**Records to use**
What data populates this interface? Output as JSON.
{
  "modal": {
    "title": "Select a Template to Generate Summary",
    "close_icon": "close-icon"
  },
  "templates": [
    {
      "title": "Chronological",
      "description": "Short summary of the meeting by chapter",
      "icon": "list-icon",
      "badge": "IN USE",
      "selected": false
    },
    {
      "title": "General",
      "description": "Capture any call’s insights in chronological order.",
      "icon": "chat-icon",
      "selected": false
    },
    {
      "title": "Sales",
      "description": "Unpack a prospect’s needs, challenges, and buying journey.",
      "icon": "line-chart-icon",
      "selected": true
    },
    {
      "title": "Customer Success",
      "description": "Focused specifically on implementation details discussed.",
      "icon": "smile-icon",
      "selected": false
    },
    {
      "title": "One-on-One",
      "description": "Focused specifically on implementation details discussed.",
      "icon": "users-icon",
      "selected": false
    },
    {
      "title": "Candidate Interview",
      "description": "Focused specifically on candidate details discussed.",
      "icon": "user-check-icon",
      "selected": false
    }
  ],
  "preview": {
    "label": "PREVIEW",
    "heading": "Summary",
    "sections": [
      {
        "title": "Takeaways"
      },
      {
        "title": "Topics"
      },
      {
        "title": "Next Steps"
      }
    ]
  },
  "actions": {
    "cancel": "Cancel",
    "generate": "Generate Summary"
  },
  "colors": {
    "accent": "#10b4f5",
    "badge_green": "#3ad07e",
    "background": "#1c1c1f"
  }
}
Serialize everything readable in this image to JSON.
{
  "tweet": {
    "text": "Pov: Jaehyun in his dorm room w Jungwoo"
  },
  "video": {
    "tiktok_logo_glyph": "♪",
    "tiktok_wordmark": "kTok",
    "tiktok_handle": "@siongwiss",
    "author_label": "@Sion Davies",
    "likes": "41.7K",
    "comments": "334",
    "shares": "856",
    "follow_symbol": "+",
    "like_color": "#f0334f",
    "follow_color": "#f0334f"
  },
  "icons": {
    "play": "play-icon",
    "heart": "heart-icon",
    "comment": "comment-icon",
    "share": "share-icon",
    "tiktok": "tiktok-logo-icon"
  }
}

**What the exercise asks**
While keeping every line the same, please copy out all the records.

**Solved problem**
What data populates this interface? Output as JSON.
{
  "modal": {
    "title": "Select a Template to Generate Summary",
    "close_icon": "close-icon"
  },
  "templates": [
    {
      "title": "Chronological",
      "description": "Short summary of the meeting by chapter",
      "icon": "list-icon",
      "badge": "IN USE",
      "selected": false
    },
    {
      "title": "General",
      "description": "Capture any call’s insights in chronological order.",
      "icon": "chat-icon",
      "selected": false
    },
    {
      "title": "Sales",
      "description": "Unpack a prospect’s needs, challenges, and buying journey.",
      "icon": "line-chart-icon",
      "selected": true
    },
    {
      "title": "Customer Success",
      "description": "Focused specifically on implementation details discussed.",
      "icon": "smile-icon",
      "selected": false
    },
    {
      "title": "One-on-One",
      "description": "Focused specifically on implementation details discussed.",
      "icon": "users-icon",
      "selected": false
    },
    {
      "title": "Candidate Interview",
      "description": "Focused specifically on candidate details discussed.",
      "icon": "user-check-icon",
      "selected": false
    }
  ],
  "preview": {
    "label": "PREVIEW",
    "heading": "Summary",
    "sections": [
      {
        "title": "Takeaways"
      },
      {
        "title": "Topics"
      },
      {
        "title": "Next Steps"
      }
    ]
  },
  "actions": {
    "cancel": "Cancel",
    "generate": "Generate Summary"
  },
  "colors": {
    "accent": "#10b4f5",
    "badge_green": "#3ad07e",
    "background": "#1c1c1f"
  }
}
Serialize everything readable in this image to JSON.
{
  "tweet": {
    "text": "Pov: Jaehyun in his dorm room w Jungwoo"
  },
  "video": {
    "tiktok_logo_glyph": "♪",
    "tiktok_wordmark": "kTok",
    "tiktok_handle": "@siongwiss",
    "author_label": "@Sion Davies",
    "likes": "41.7K",
    "comments": "334",
    "shares": "856",
    "follow_symbol": "+",
    "like_color": "#f0334f",
    "follow_color": "#f0334f"
  },
  "icons": {
    "play": "play-icon",
    "heart": "heart-icon",
    "comment": "comment-icon",
    "share": "share-icon",
    "tiktok": "tiktok-logo-icon"
  }
}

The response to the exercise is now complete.